His humility struck a chord with those he came into contact with, especially the lepers. He nurtured them and nursed them back to health. His selfless acts defied all logic and the community loved him the more.
“He taught me how to pray in earnest and never gave up on us,” recalls a post leper, Colletta Mafuta.
Born to parents who had leprosy, Mafuta had a difficult childhood adjusting to her condition, but Bradburne was her pillar.
“He was not an ordinary man, God ordained him for the specific task of looking after the poor. He left behind a comfortable life in England and came to live among the poor and sick,” she said with reverence.
According to his biography put together by the John Bradburne Memorial Society, he was born in 1921, the son of an Anglican clergyman. After secondary school in Norfolk he joined the army in 1939, and served in Malaya and Burma, before being invalided home.
Something in Malaya — a conversion experience, it is said — turned him from adventurer into pilgrim.
He became a Roman Catholic lay preacher in 1947, when staying at Buckfast Abbey. After some months with the Carthusians, he felt the urge to travel, and for 16 years wandered between England, Italy and the Middle East, living out of a Gladstone bag.
Then he wrote to his friend, Father John Dove, in Zimbabwe asking: “Is there a cave in Africa where I can pray?”
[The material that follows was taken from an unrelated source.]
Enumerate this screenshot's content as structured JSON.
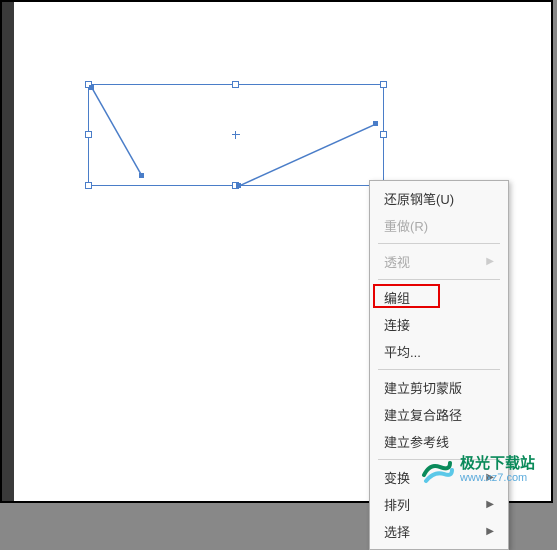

Soon after his arrival, in 1962, he confided to a Franciscan priest that he had three wishes: to serve leprosy patients, to die a martyr, and to be buried in the habit of St Francis.
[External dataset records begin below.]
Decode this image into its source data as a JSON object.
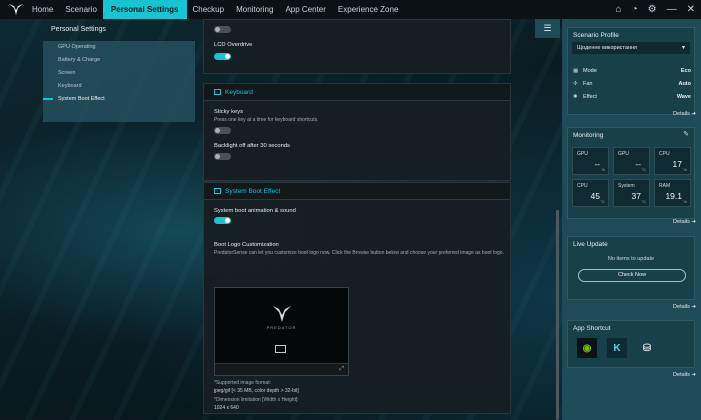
{
  "nav": {
    "items": [
      "Home",
      "Scenario",
      "Personal Settings",
      "Checkup",
      "Monitoring",
      "App Center",
      "Experience Zone"
    ],
    "active_index": 2,
    "accent": "#16c5d1"
  },
  "left": {
    "title": "Personal Settings",
    "menu": [
      "GPU Operating",
      "Battery & Charge",
      "Screen",
      "Keyboard",
      "System Boot Effect"
    ],
    "active_index": 4
  },
  "center": {
    "lcd_overdrive_label": "LCD Overdrive",
    "keyboard_title": "Keyboard",
    "sticky_keys_label": "Sticky keys",
    "sticky_keys_desc": "Press one key at a time for keyboard shortcuts.",
    "backlight_label": "Backlight off after 30 seconds",
    "boot_title": "System Boot Effect",
    "boot_anim_label": "System boot animation & sound",
    "logo_custom_title": "Boot Logo Customization",
    "logo_custom_desc": "PredatorSense can let you customize boot logo now. Click the Browse button below and choose your preferred image as boot logo.",
    "brand_text": "PREDATOR",
    "format_title": "*Supported image format:",
    "format_value": "jpeg/gif [< 35 MB, color depth > 32-bit]",
    "dimension_title": "*Dimension limitation [Width x Height]:",
    "dimension_value": "1024 x 640"
  },
  "right": {
    "scenario": {
      "title": "Scenario Profile",
      "selected": "Щоденне використання",
      "rows": [
        {
          "label": "Mode",
          "value": "Eco"
        },
        {
          "label": "Fan",
          "value": "Auto"
        },
        {
          "label": "Effect",
          "value": "Wave"
        }
      ],
      "details": "Details"
    },
    "monitoring": {
      "title": "Monitoring",
      "tiles": [
        {
          "label": "GPU",
          "value": "--",
          "unit": "%"
        },
        {
          "label": "GPU",
          "value": "--",
          "unit": "°C"
        },
        {
          "label": "CPU",
          "value": "17",
          "unit": "%"
        },
        {
          "label": "CPU",
          "value": "45",
          "unit": "°C"
        },
        {
          "label": "System",
          "value": "37",
          "unit": "°C"
        },
        {
          "label": "RAM",
          "value": "19.1",
          "unit": "%"
        }
      ],
      "details": "Details"
    },
    "live_update": {
      "title": "Live Update",
      "message": "No items to update",
      "button": "Check Now",
      "details": "Details"
    },
    "shortcut": {
      "title": "App Shortcut",
      "apps": [
        "nvidia-icon",
        "k-app-icon",
        "disk-icon"
      ],
      "details": "Details"
    }
  }
}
In 1969 he was appointed warden at Mutemwa Leprosy Settlement, in Mutoko.
The single-minded loving care he gave the residents, eventually, brought him into conflict with the management committee. He refused to put number tags around the patients’ necks and reduce their already small diet, so he was sacked.
He then lived in a tin hut, just outside the leprosy compound.
During the country’s liberation war, his efforts to prevent exploitation of the leprosy patients brought local hostility and suspicion. He refused to leave the place for safety and was abducted on September 5, 1979.
One of the post lepers, Jessie Brown, was present when the abductors came.
“The men asked where John was and I told them he had gone for prayers,” Brown said with tears in her eyes. After the men had left, she rushed to the church to warn Bradburne.
“He was not afraid and instead worried about my safety. He said to me, ‘If these men come back and you are here, they might harm you, go and seek shelter in the village’.”
That was the last time Bradburne was seen alive. Since his death, many other unusual events have been reported in relation to his name. Currently, there is a growing movement advocating for conferment of sainthood for Bradburne.